      In the closing weeks of 1998,Billboardmagazine celebrated rap music’s commercial success with an article entitled “Rap Rips Up the Charts.”² The author, Shawnee Smith, noted with satisfaction that the “increasing and steady presence” of rap songs on the Billboard 200 chart was a clear indication that hip hop music was nowhere near its end and had firmly ensconced itself within the industry as a major presence. What is more, she emphasized that artists whose songs were charting and reaching a mainstream audience were the ones bringing a more “severe” form of hip hop, the ones who “just expect...

  7. Conclusion: Sounding Race in the Twenty-First Century
    (pp. 143-150)

    Although unified by a common set of Afro-diasporic tendencies, rap music’s projections of race are neither monolithic nor static. In other words, one could say that rap is “culturally black” but that the meaning and significance of blackness (or any other racial identity projected by the genre) often varies widely from artist to artist and from song to song.
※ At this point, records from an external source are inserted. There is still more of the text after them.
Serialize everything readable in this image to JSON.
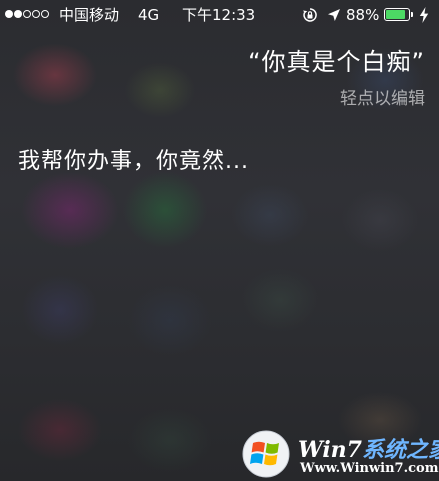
{
  "status_bar": {
    "signal_bars": 2,
    "signal_total": 5,
    "carrier": "中国移动",
    "network": "4G",
    "time": "下午12:33",
    "battery_percent": "88%",
    "battery_level": 0.88,
    "battery_color": "#4cd964",
    "icons": [
      "rotation-lock-icon",
      "location-arrow-icon",
      "battery-icon",
      "charging-bolt-icon"
    ]
  },
  "siri": {
    "user_query": "“你真是个白痴”",
    "edit_hint": "轻点以编辑",
    "reply": "我帮你办事，你竟然..."
  },
  "watermark": {
    "brand_part1": "Win7",
    "brand_part2": "系统之家",
    "url": "Www.Winwin7.com",
    "logo": "windows-logo"
  }
}
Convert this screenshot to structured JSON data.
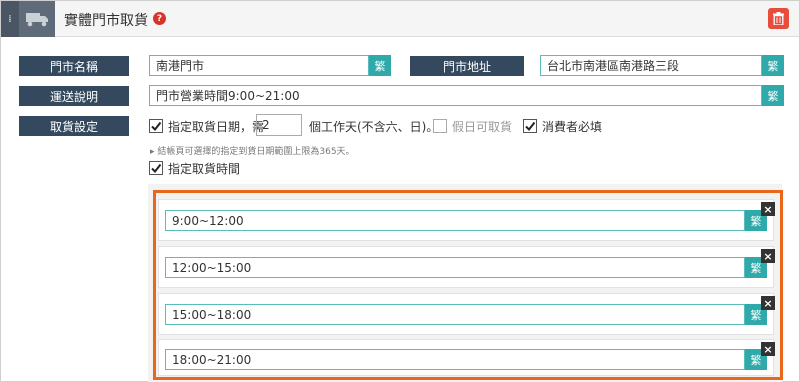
{
  "header": {
    "title": "實體門市取貨",
    "help_icon": "?"
  },
  "store_name": {
    "label": "門市名稱",
    "value": "南港門市",
    "translate": "繁"
  },
  "store_address": {
    "label": "門市地址",
    "value": "台北市南港區南港路三段",
    "translate": "繁"
  },
  "delivery_note": {
    "label": "運送說明",
    "value": "門市營業時間9:00~21:00",
    "translate": "繁"
  },
  "pickup": {
    "label": "取貨設定",
    "date_label": "指定取貨日期，需",
    "days_value": "2",
    "days_suffix": "個工作天(不含六、日)。",
    "holiday_label": "假日可取貨",
    "required_label": "消費者必填",
    "note": "▸ 結帳頁可選擇的指定到貨日期範圍上限為365天。",
    "time_label": "指定取貨時間"
  },
  "time_slots": [
    {
      "value": "9:00~12:00",
      "translate": "繁"
    },
    {
      "value": "12:00~15:00",
      "translate": "繁"
    },
    {
      "value": "15:00~18:00",
      "translate": "繁"
    },
    {
      "value": "18:00~21:00",
      "translate": "繁"
    }
  ],
  "colors": {
    "accent": "#2fa9a9",
    "label_bg": "#34495e",
    "highlight": "#e8671a",
    "danger": "#e74c3c"
  }
}
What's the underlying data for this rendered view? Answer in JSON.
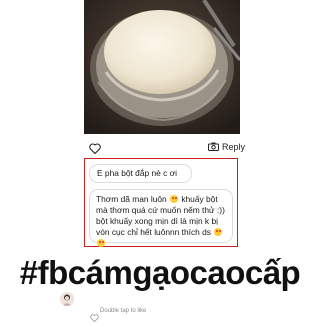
{
  "post": {
    "reply_label": "Reply",
    "icons": {
      "like": "heart-outline-icon",
      "reply": "camera-icon"
    }
  },
  "comments": [
    {
      "text": "E pha bột đắp nè c ơi"
    },
    {
      "text_part1": "Thơm dã man luôn",
      "emoji1": "heart-eyes-emoji",
      "text_part2": "khuấy bột mà thơm quá cứ muốn nếm thử :)) bột khuấy xong mịn dì là mịn k bị vón cục chỉ hết luônnn thích ds",
      "emoji2": "heart-eyes-emoji",
      "emoji3": "heart-eyes-emoji"
    }
  ],
  "hashtag": "#fbcámgạocaocấp",
  "footer": {
    "double_tap_label": "Double tap to like",
    "icon": "heart-outline-icon"
  },
  "colors": {
    "highlight_border": "#c8201f",
    "text": "#111111"
  }
}
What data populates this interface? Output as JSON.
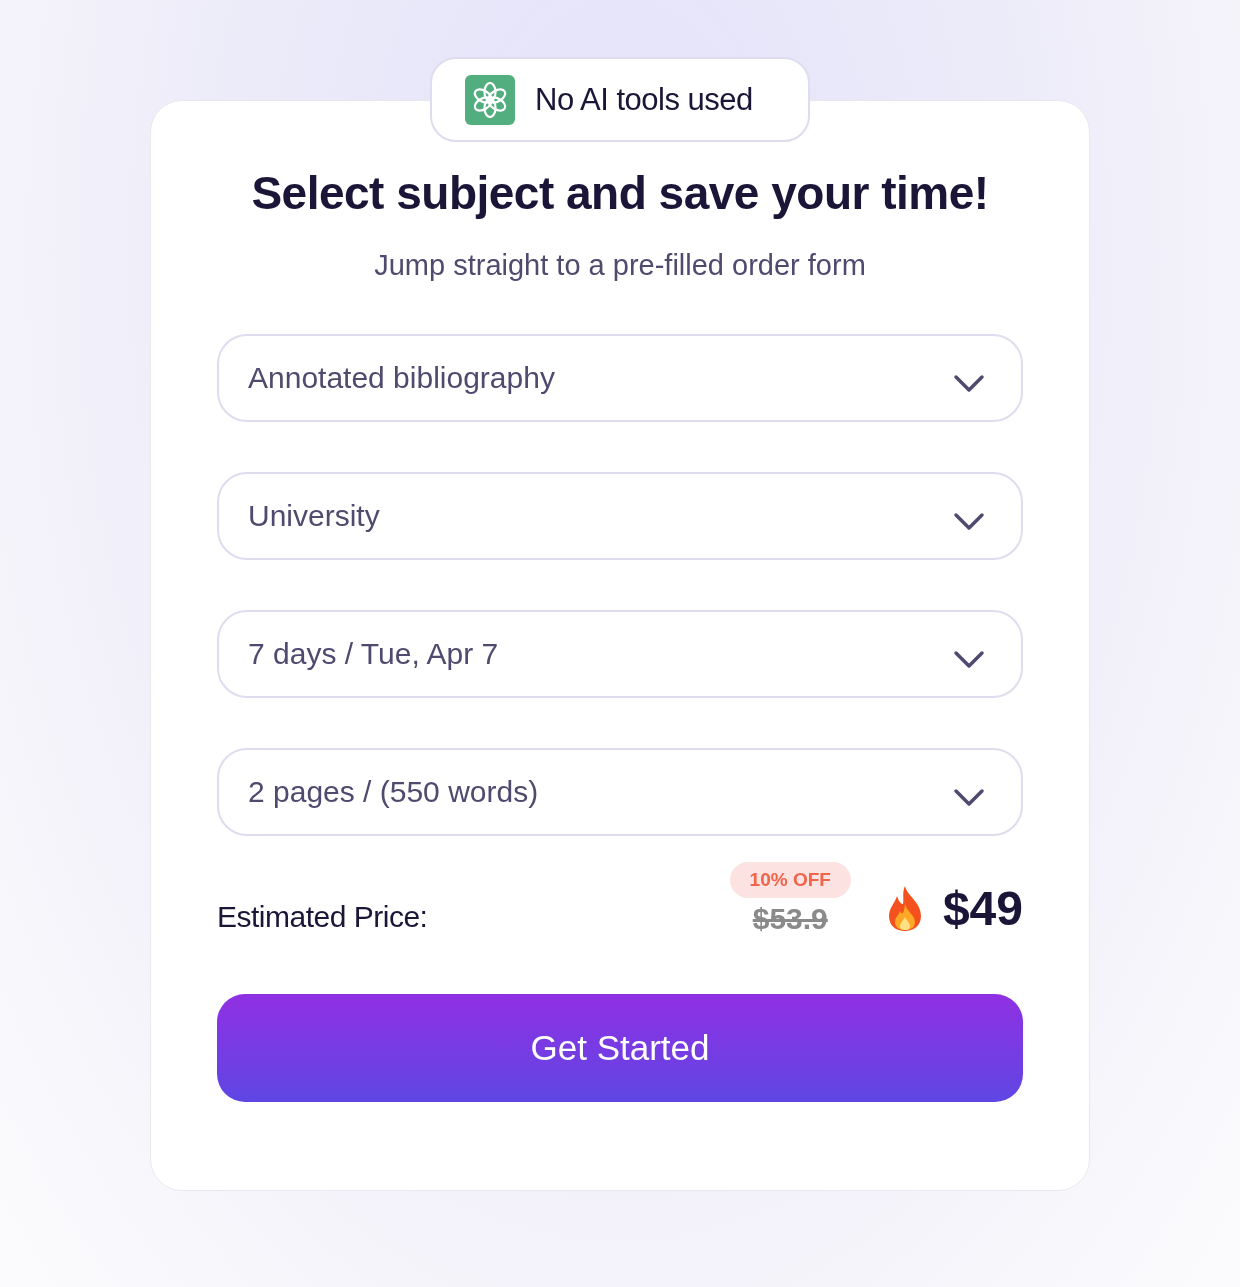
{
  "badge": {
    "label": "No AI tools used"
  },
  "title": "Select subject and save your time!",
  "subtitle": "Jump straight to a pre-filled order form",
  "dropdowns": [
    {
      "value": "Annotated bibliography"
    },
    {
      "value": "University"
    },
    {
      "value": "7 days / Tue, Apr 7"
    },
    {
      "value": "2 pages / (550 words)"
    }
  ],
  "price": {
    "label": "Estimated Price:",
    "discount": "10% OFF",
    "old_price": "$53.9",
    "price": "$49"
  },
  "button": "Get Started"
}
The diverse constructions of racial identity explored in this book’s previous chapters depend on specific artistic decisions, including those related to how producers make beats. Ironically, by the end of the twentieth century, the same approach to working with breaks that...

  8. Notes
    (pp. 151-178)
  9. Discography
    (pp. 179-180)
  10. Filmography
    (pp. 181-182)
  11. Bibliography
    (pp. 183-192)
  12. Index
    (pp. 193-206)